§ EXERCISE AIM
Report every line in the records below that holds the word "tasks".

§ MATERIALS PROVIDED
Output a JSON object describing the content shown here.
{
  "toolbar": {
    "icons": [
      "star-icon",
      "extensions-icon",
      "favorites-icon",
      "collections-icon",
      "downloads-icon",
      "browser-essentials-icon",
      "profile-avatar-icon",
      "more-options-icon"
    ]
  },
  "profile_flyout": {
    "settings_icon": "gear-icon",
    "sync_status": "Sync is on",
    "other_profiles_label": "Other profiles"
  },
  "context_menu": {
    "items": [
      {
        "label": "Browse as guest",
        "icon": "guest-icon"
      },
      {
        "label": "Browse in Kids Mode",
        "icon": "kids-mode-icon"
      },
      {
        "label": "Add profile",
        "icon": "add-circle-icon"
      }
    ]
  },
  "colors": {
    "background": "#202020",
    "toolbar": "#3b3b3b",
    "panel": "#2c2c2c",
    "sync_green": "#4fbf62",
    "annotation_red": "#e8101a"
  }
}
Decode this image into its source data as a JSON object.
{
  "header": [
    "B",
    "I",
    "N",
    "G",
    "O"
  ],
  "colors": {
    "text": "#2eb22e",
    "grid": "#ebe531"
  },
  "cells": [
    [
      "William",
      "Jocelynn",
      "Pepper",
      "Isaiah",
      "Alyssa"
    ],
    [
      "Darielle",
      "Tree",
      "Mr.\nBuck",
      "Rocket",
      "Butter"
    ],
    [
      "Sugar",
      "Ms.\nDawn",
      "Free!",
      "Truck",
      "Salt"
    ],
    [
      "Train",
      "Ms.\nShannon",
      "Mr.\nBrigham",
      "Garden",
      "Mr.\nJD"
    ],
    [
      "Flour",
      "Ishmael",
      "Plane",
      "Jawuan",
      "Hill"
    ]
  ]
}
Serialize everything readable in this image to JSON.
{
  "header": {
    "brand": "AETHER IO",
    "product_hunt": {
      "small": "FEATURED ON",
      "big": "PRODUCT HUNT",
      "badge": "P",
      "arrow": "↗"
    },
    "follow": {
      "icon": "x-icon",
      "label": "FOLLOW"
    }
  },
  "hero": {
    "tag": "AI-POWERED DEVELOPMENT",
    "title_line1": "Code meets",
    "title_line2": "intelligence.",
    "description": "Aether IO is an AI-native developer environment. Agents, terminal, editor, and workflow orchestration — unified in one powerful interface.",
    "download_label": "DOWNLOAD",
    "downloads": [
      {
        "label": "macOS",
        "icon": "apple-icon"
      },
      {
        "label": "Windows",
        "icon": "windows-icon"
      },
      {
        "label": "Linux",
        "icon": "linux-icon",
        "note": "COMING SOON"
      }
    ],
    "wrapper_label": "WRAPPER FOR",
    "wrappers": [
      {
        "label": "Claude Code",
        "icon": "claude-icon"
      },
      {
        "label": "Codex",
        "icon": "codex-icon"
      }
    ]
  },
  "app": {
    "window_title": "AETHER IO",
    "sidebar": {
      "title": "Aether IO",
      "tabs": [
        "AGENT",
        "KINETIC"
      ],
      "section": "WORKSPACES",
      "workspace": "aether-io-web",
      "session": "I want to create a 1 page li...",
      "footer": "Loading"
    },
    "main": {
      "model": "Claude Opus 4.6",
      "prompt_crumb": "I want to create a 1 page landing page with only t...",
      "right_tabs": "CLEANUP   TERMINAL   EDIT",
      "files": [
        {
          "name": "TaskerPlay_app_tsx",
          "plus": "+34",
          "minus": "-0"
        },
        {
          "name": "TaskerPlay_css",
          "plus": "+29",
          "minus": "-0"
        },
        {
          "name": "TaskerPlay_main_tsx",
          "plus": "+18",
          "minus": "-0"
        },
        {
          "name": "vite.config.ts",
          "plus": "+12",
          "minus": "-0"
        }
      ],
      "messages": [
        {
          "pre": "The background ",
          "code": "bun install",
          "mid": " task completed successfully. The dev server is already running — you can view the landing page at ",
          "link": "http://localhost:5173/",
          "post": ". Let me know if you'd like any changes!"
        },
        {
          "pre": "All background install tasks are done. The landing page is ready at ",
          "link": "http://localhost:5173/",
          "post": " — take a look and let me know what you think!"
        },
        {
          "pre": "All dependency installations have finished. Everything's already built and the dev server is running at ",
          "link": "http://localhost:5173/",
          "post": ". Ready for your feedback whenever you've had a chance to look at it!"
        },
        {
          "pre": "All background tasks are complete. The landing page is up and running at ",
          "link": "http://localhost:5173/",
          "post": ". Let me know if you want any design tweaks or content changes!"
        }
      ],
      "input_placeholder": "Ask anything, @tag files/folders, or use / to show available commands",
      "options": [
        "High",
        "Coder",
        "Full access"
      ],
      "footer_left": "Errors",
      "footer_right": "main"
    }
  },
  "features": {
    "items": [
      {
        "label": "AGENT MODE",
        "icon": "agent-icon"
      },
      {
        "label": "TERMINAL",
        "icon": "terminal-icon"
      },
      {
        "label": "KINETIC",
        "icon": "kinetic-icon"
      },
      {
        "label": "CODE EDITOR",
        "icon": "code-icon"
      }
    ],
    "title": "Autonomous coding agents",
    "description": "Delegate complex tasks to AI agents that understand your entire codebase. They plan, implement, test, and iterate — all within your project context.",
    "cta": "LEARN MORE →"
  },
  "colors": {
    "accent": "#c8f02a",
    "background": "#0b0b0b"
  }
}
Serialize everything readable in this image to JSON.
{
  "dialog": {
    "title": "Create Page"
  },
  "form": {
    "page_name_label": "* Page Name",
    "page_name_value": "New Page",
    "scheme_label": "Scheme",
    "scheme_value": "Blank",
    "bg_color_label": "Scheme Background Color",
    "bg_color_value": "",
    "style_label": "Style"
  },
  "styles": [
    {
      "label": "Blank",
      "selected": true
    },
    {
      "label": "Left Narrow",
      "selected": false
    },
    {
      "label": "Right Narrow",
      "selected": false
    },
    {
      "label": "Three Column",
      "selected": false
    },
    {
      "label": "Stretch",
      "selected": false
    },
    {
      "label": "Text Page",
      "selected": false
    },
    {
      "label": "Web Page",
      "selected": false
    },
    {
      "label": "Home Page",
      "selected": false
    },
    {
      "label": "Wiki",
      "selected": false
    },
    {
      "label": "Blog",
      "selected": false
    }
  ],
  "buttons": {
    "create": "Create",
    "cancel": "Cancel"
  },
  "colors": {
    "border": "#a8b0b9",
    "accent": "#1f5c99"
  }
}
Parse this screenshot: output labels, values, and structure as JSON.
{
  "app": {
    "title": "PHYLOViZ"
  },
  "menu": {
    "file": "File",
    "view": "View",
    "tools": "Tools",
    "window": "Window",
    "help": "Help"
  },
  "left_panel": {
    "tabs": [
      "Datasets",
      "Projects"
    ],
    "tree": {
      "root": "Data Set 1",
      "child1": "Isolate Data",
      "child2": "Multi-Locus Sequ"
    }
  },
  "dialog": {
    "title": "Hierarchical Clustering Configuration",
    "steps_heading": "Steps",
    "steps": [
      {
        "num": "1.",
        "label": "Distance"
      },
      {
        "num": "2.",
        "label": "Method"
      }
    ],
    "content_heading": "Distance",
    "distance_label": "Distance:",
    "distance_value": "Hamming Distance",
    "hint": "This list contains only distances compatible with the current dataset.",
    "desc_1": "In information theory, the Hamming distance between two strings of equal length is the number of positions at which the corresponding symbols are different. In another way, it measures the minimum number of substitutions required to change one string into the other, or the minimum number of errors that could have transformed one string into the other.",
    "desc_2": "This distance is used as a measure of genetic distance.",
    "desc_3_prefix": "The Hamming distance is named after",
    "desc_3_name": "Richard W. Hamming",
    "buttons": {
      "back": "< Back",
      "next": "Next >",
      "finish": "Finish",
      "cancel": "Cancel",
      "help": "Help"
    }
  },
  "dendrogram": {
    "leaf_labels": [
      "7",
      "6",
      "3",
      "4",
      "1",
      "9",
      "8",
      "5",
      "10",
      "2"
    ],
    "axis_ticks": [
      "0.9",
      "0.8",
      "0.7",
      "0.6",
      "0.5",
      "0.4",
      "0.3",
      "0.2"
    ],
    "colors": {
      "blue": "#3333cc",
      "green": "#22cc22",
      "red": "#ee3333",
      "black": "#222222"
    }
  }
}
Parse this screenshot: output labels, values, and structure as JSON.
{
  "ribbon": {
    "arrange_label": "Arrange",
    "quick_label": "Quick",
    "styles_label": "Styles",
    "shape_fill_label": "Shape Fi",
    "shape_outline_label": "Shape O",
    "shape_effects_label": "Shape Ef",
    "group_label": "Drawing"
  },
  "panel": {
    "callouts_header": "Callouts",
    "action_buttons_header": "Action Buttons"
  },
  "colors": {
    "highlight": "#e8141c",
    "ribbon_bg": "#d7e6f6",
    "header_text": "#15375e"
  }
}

§ OUTPUT
          "pre": "All background install tasks are done. The landing page is ready at ",
          "pre": "All background tasks are complete. The landing page is up and running at ",
    "description": "Delegate complex tasks to AI agents that understand your entire codebase. They plan, implement, test, and iterate — all within your project context.",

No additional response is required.